• have no role in planning Novartis’s marketing strategy;
• have no role in formulating the “core messages” they deliver to physicians;
• are required to visit a given physician a certain number of times per trimester as established by Novartis;
• are required to promote a given drug a certain number of times per trimester as established by Novartis;
• are required to hold at least the number of promotional events ordered by Novartis;
• are not allowed to deviate from the promotional “core messages”;
• and are forbidden to answer any question for which they have not been scripted.
Novartis argues that the Reps exercise a great deal of discretion because they are free to decide in what order to visit physicians’ offices, free to decide how best to gain access to those offices, free to decide how to allocate their Novartis budgets for promotional events, and free to determine how to allocate their samples. (See Novartis brief on appeal at 51.) In light of the above controls to which Novartis subjects the Reps, we agree with the Secretary that the four freedoms advanced by Novartis do not show that the Reps are sufficiently allowed to exercise either discretion or independent judgment in the performance of their primary duties. Accordingly, we conclude that the district court should have ruled that the Reps are not bona fide administrative employees within the meaning of the FLSA and the regulations.”
To read the entire decision, click here.

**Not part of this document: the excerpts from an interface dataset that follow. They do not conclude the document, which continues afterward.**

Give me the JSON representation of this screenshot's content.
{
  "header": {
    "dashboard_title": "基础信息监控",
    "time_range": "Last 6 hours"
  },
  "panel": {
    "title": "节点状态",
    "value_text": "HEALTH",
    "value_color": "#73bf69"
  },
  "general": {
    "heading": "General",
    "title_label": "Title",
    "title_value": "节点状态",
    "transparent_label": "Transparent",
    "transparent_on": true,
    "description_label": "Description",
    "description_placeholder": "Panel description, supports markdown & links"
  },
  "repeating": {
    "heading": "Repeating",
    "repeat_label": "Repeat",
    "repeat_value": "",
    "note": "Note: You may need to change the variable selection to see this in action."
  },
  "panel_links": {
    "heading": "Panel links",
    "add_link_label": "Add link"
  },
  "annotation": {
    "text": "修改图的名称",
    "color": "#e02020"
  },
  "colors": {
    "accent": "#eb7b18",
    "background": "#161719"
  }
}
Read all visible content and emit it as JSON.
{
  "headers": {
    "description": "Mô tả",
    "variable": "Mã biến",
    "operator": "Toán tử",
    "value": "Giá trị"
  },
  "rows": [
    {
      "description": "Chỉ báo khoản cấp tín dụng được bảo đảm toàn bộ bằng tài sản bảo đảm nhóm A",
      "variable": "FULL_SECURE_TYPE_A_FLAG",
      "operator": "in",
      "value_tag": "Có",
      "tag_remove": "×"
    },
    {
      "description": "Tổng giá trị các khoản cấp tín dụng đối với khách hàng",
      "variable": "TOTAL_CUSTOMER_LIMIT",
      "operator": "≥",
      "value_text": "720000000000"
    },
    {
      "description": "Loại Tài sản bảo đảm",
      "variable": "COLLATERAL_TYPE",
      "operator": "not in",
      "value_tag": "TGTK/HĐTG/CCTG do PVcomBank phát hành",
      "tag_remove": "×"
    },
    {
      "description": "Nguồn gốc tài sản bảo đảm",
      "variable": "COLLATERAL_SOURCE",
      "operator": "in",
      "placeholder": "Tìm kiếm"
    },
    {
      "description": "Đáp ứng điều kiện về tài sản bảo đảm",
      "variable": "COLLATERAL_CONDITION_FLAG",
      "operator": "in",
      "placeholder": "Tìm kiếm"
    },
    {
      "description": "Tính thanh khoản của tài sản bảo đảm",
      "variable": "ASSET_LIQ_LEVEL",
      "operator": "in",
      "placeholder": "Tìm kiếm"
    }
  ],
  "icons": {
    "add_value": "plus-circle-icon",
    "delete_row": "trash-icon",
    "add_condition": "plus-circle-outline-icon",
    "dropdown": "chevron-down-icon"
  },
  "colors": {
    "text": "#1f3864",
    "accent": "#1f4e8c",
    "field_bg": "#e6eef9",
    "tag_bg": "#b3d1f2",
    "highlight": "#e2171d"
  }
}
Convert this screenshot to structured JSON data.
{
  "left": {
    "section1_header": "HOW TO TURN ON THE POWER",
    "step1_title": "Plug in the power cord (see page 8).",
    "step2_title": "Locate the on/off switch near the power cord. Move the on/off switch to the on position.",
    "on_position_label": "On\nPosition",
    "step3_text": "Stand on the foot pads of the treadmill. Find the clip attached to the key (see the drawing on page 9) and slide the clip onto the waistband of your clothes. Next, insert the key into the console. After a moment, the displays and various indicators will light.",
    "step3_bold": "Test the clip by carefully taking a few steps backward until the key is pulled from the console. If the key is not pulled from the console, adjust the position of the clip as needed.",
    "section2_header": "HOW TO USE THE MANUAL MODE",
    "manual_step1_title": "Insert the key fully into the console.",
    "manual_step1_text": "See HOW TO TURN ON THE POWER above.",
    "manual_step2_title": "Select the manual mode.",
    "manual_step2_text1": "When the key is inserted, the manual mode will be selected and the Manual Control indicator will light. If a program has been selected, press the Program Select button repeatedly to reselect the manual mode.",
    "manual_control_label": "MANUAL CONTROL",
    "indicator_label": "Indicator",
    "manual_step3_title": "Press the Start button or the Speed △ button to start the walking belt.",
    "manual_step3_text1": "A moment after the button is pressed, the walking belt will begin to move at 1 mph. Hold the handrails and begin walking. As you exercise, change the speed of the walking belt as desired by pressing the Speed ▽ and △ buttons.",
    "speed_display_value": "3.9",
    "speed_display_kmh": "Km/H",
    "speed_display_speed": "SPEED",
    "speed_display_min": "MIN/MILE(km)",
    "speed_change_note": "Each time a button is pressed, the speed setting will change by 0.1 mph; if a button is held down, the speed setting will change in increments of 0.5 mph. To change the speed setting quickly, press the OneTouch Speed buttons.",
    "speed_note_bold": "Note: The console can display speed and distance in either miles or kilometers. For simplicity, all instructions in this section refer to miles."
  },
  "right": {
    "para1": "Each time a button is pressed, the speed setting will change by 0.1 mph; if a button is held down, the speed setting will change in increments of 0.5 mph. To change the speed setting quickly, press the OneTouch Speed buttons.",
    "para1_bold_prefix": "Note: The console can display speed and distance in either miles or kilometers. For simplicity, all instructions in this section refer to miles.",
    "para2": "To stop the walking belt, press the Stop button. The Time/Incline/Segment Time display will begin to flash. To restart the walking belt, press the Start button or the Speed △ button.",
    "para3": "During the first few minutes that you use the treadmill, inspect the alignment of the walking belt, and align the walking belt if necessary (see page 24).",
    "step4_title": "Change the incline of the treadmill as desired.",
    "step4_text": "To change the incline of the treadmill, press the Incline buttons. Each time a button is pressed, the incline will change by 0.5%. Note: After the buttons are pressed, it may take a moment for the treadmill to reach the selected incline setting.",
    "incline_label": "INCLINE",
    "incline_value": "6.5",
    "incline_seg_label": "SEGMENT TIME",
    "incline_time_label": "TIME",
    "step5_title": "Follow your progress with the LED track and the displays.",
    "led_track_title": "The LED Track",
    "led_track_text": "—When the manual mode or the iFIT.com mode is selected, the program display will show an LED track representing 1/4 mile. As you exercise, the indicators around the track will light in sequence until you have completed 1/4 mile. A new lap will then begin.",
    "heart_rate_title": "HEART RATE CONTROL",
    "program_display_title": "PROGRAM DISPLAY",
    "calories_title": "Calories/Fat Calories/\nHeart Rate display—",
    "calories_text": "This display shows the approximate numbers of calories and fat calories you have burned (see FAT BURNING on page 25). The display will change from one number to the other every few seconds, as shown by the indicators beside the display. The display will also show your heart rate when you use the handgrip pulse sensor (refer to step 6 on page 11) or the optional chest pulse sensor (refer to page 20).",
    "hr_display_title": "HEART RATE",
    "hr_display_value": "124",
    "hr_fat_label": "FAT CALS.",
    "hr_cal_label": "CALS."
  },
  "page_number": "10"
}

EDITOR’S NOTE: On the same day it handed down this decision, the Second Circuit also affirmed, by summary order, the decision from a lower court that held pharmaceutical representatives employed by Schering Corp. were not outside sales exempt under the FLSA. To read the entire summary order in Kuzinski v. Schering Corp., click here.